Flights to Rome from Glasgow Airport take just over 3 hours. Why visit Rome? Choose the Italian capital for your next trip, and it won’t be long before you’re enjoying the temperate climate of the Eternal City.
When you’re not sampling Italy’s world-famous cuisine or visiting galleries with their beautiful Renaissance and Baroque works, you’ll be mixing with stylish locals and wide-eyed tourists in the shadows of the Colosseum, Trevi Fountain, and St. Peter's Basilica.
To help you out with your itinerary, here are our favourite things to do in Rome — a contemporary city in one of the world’s most historic settings.
Wander Around Ancient Rome
Rome is a sprawling cosmopolitan city. Yet despite the size, there many must-see sights within walking distance of each other. In a single square mile, you’ll find the legendary Colosseum and Roman Forum with its thousands of artifacts. The iconic Pantheon and the Circus Maximus chariot-racing stadium are not far away either, whilst the neoclassical Altar of the Fatherland, which you can climb for a magnificent view of the city, is nearby.
Just across the River Tiber from the Roman Forum and Colosseum is the Vatican City and the second-century Castel Sant'Angelo. The Tiber, a perfect route for an evening stroll, was a significant tactical landmark in centuries past. Take your time to wander along it, perhaps stopping for an espresso, gelato, wine, or beer to fuel your adventures in this magical city.
History fans will love Rome; the city built in homage to Julius Caesar, Augustus, and their fellow Emperors. You’ll be fascinated in this metropolis famous for its gladiatorial combat, which is endlessly depicted in novels and films. Take it slowly to really appreciate it all — from the archways and tree-lined avenues, to the world-famous monuments of the once-powerful epicentre of the Roman Empire.
See Masterpieces from Michelangelo, Raphael and Leonardo da Vinci
Rome’s galleries, churches, and palaces are full of Renaissance and Baroque masterpieces from the likes of Michelangelo, Raphael, and Leonardo da Vinci. The Sistine Chapel in the Apostolic Palace, the official residence of the Pope, is where you’ll be able to see The Creation of Adam, and gaze upwards at the ceiling fresco, which was completed by Michelangelo in 1512.
Even if you’re not an art expert, the Vatican Museums, Galleria Borghese, Capitoline Museums, and the Galleria Nazionale d'Arte Moderna are worth visiting. If you don’t make it this time? You should visit on your next trip — they’re all worth seeing at least once. And yes, Rome is somewhere you’ll want to go back to!
Sample the Lazio Region’s Delicious Cuisine
Pasta is integral to local dishes. It’s used in almost every dish prepared across the Lazio region of Italy. Popular pasta sauces include carbonara and guanciale, whilst you’ll find white pizza (pizza bianca), offal (quinto quarto) and fried seafood or rice balls (fritti) on most restaurant menus.

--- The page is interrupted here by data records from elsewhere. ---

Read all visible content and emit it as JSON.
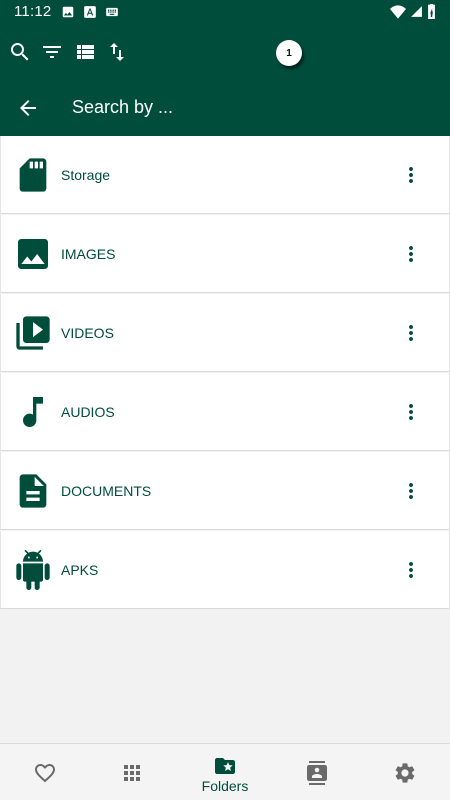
{
  "status_bar": {
    "time": "11:12",
    "notification_icons": [
      "image-icon",
      "font-icon",
      "keyboard-icon"
    ],
    "system_icons": [
      "wifi-icon",
      "signal-icon",
      "battery-icon"
    ]
  },
  "toolbar": {
    "actions": [
      "search-icon",
      "filter-icon",
      "list-view-icon",
      "sort-icon"
    ],
    "selection_count": "1"
  },
  "search": {
    "placeholder": "Search by ..."
  },
  "categories": [
    {
      "label": "Storage",
      "icon": "sd-card-icon"
    },
    {
      "label": "IMAGES",
      "icon": "image-icon"
    },
    {
      "label": "VIDEOS",
      "icon": "video-library-icon"
    },
    {
      "label": "AUDIOS",
      "icon": "music-note-icon"
    },
    {
      "label": "DOCUMENTS",
      "icon": "document-icon"
    },
    {
      "label": "APKS",
      "icon": "android-icon"
    }
  ],
  "bottom_nav": {
    "items": [
      {
        "name": "favorites",
        "icon": "heart-icon"
      },
      {
        "name": "apps",
        "icon": "grid-icon"
      },
      {
        "name": "folders",
        "icon": "folder-star-icon",
        "label": "Folders",
        "active": true
      },
      {
        "name": "contacts",
        "icon": "contacts-icon"
      },
      {
        "name": "settings",
        "icon": "gear-icon"
      }
    ]
  },
  "colors": {
    "primary": "#004d3b",
    "background": "#f2f2f2",
    "inactive_icon": "#6a6a6a"
  }
}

Thirsty? Rome’s just the place. Around 80 percent of wines produced in the Lazio region are white, including Frascati from the Castelli area and Est Est Est from Lake Bolsen, which is close to Umbria. Quench your thirst after a day’s sightseeing by sampling the wine, or if beer’s more your thing, the usual Italian lagers are on sale in most places. The city also has a lively craft beer scene. Check out the ever-popular Ma Che Siete Venuti A Fà — with its comfortable atmosphere and healthy selection of locally brewed drinks.
Explore More of the Italian Peninsula
Naples is a two-hour train journey from Rome. It’s the perfect base or connection point, especially if you want to see the ancient ruins of Pompeii. Set aside at least half a day to explore the baths, amphitheatres, and more, all set in the foothills of Mount Vesuvius.
Looking for a lazy retreat? Take a boat to see the gorgeous island of Capri with its small sandy coves and luxury shopping. You’re also close to Sorrento at the southern tip of the Bay of Naples, as well as the delightful Amalfi Coast. Wander the steep cliffs, picturesque harbours, medieval architecture, and traditional fisherman’s cottages. When you’re back in Naples, treat yourself to a Neapolitan pizza — it's perhaps the best pizza in the world.
Other day trips from Rome include Florence which is an hour and a half away, the Scavi Archeologici di Ostia Antica, which is similar to Pompeii but on a smaller scale, and Castelli Romani (Roman Castles) where food lovers can indulge in the local dishes prepared in small towns scattered around a stunning volcanic area.